* _Brief_
An exact copy of the listing is required.

* _Data_
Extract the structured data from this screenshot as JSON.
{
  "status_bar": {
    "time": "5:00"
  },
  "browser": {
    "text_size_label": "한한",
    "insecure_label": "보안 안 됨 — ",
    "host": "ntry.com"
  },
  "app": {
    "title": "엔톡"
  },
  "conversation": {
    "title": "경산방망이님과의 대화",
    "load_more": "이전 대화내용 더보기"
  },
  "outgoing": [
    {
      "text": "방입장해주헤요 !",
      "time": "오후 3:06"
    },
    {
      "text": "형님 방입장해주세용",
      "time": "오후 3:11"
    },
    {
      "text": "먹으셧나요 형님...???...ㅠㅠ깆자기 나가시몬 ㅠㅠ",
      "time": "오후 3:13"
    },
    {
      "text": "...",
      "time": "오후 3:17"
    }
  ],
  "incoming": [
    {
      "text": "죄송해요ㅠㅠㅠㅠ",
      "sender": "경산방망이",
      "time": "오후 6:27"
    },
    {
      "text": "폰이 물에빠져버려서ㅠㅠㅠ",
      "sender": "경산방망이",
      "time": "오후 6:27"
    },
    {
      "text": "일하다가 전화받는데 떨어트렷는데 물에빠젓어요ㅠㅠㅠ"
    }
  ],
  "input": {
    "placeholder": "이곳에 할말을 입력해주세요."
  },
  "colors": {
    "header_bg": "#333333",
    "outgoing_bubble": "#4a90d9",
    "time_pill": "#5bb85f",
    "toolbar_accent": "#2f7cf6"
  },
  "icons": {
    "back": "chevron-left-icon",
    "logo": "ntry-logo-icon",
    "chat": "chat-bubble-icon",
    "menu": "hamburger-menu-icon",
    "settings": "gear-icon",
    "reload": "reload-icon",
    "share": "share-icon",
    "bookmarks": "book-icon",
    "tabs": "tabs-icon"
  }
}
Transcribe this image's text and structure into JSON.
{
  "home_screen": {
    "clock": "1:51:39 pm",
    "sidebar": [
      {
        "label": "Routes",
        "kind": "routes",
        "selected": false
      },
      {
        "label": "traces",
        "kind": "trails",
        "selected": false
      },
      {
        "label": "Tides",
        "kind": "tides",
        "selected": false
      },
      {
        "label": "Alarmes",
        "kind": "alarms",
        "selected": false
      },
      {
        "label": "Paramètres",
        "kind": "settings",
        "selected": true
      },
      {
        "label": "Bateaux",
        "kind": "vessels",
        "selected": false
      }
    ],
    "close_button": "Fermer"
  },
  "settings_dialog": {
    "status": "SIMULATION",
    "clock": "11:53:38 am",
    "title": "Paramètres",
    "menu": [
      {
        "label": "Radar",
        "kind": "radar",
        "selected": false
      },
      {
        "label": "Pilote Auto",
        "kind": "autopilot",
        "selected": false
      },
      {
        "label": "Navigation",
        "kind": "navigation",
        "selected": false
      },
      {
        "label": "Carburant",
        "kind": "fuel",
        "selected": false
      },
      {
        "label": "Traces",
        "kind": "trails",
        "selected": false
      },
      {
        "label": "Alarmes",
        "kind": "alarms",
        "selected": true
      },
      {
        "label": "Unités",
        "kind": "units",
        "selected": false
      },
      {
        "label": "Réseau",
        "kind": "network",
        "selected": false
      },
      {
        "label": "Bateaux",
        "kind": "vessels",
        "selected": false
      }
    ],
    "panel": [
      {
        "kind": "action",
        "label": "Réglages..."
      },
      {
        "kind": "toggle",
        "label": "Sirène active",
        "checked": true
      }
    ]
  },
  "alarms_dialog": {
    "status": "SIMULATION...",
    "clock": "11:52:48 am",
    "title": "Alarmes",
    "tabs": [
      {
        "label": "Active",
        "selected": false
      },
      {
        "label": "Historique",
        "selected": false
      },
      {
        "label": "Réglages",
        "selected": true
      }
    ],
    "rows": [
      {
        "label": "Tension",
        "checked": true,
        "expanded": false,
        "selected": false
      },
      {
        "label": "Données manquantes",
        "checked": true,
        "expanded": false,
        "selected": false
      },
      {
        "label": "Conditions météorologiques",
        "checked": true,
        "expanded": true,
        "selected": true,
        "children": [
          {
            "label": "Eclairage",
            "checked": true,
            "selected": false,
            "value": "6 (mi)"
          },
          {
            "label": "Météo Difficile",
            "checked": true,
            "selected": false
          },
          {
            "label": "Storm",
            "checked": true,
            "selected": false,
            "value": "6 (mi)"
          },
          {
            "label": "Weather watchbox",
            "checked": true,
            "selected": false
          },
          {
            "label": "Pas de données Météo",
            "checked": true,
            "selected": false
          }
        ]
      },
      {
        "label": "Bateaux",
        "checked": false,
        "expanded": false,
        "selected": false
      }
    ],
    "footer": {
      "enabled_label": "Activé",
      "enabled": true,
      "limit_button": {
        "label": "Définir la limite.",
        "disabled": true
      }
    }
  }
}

* _Solution below_
Extract the structured data from this screenshot as JSON.
{
  "status_bar": {
    "time": "5:00"
  },
  "browser": {
    "text_size_label": "한한",
    "insecure_label": "보안 안 됨 — ",
    "host": "ntry.com"
  },
  "app": {
    "title": "엔톡"
  },
  "conversation": {
    "title": "경산방망이님과의 대화",
    "load_more": "이전 대화내용 더보기"
  },
  "outgoing": [
    {
      "text": "방입장해주헤요 !",
      "time": "오후 3:06"
    },
    {
      "text": "형님 방입장해주세용",
      "time": "오후 3:11"
    },
    {
      "text": "먹으셧나요 형님...???...ㅠㅠ깆자기 나가시몬 ㅠㅠ",
      "time": "오후 3:13"
    },
    {
      "text": "...",
      "time": "오후 3:17"
    }
  ],
  "incoming": [
    {
      "text": "죄송해요ㅠㅠㅠㅠ",
      "sender": "경산방망이",
      "time": "오후 6:27"
    },
    {
      "text": "폰이 물에빠져버려서ㅠㅠㅠ",
      "sender": "경산방망이",
      "time": "오후 6:27"
    },
    {
      "text": "일하다가 전화받는데 떨어트렷는데 물에빠젓어요ㅠㅠㅠ"
    }
  ],
  "input": {
    "placeholder": "이곳에 할말을 입력해주세요."
  },
  "colors": {
    "header_bg": "#333333",
    "outgoing_bubble": "#4a90d9",
    "time_pill": "#5bb85f",
    "toolbar_accent": "#2f7cf6"
  },
  "icons": {
    "back": "chevron-left-icon",
    "logo": "ntry-logo-icon",
    "chat": "chat-bubble-icon",
    "menu": "hamburger-menu-icon",
    "settings": "gear-icon",
    "reload": "reload-icon",
    "share": "share-icon",
    "bookmarks": "book-icon",
    "tabs": "tabs-icon"
  }
}
Transcribe this image's text and structure into JSON.
{
  "home_screen": {
    "clock": "1:51:39 pm",
    "sidebar": [
      {
        "label": "Routes",
        "kind": "routes",
        "selected": false
      },
      {
        "label": "traces",
        "kind": "trails",
        "selected": false
      },
      {
        "label": "Tides",
        "kind": "tides",
        "selected": false
      },
      {
        "label": "Alarmes",
        "kind": "alarms",
        "selected": false
      },
      {
        "label": "Paramètres",
        "kind": "settings",
        "selected": true
      },
      {
        "label": "Bateaux",
        "kind": "vessels",
        "selected": false
      }
    ],
    "close_button": "Fermer"
  },
  "settings_dialog": {
    "status": "SIMULATION",
    "clock": "11:53:38 am",
    "title": "Paramètres",
    "menu": [
      {
        "label": "Radar",
        "kind": "radar",
        "selected": false
      },
      {
        "label": "Pilote Auto",
        "kind": "autopilot",
        "selected": false
      },
      {
        "label": "Navigation",
        "kind": "navigation",
        "selected": false
      },
      {
        "label": "Carburant",
        "kind": "fuel",
        "selected": false
      },
      {
        "label": "Traces",
        "kind": "trails",
        "selected": false
      },
      {
        "label": "Alarmes",
        "kind": "alarms",
        "selected": true
      },
      {
        "label": "Unités",
        "kind": "units",
        "selected": false
      },
      {
        "label": "Réseau",
        "kind": "network",
        "selected": false
      },
      {
        "label": "Bateaux",
        "kind": "vessels",
        "selected": false
      }
    ],
    "panel": [
      {
        "kind": "action",
        "label": "Réglages..."
      },
      {
        "kind": "toggle",
        "label": "Sirène active",
        "checked": true
      }
    ]
  },
  "alarms_dialog": {
    "status": "SIMULATION...",
    "clock": "11:52:48 am",
    "title": "Alarmes",
    "tabs": [
      {
        "label": "Active",
        "selected": false
      },
      {
        "label": "Historique",
        "selected": false
      },
      {
        "label": "Réglages",
        "selected": true
      }
    ],
    "rows": [
      {
        "label": "Tension",
        "checked": true,
        "expanded": false,
        "selected": false
      },
      {
        "label": "Données manquantes",
        "checked": true,
        "expanded": false,
        "selected": false
      },
      {
        "label": "Conditions météorologiques",
        "checked": true,
        "expanded": true,
        "selected": true,
        "children": [
          {
            "label": "Eclairage",
            "checked": true,
            "selected": false,
            "value": "6 (mi)"
          },
          {
            "label": "Météo Difficile",
            "checked": true,
            "selected": false
          },
          {
            "label": "Storm",
            "checked": true,
            "selected": false,
            "value": "6 (mi)"
          },
          {
            "label": "Weather watchbox",
            "checked": true,
            "selected": false
          },
          {
            "label": "Pas de données Météo",
            "checked": true,
            "selected": false
          }
        ]
      },
      {
        "label": "Bateaux",
        "checked": false,
        "expanded": false,
        "selected": false
      }
    ],
    "footer": {
      "enabled_label": "Activé",
      "enabled": true,
      "limit_button": {
        "label": "Définir la limite.",
        "disabled": true
      }
    }
  }
}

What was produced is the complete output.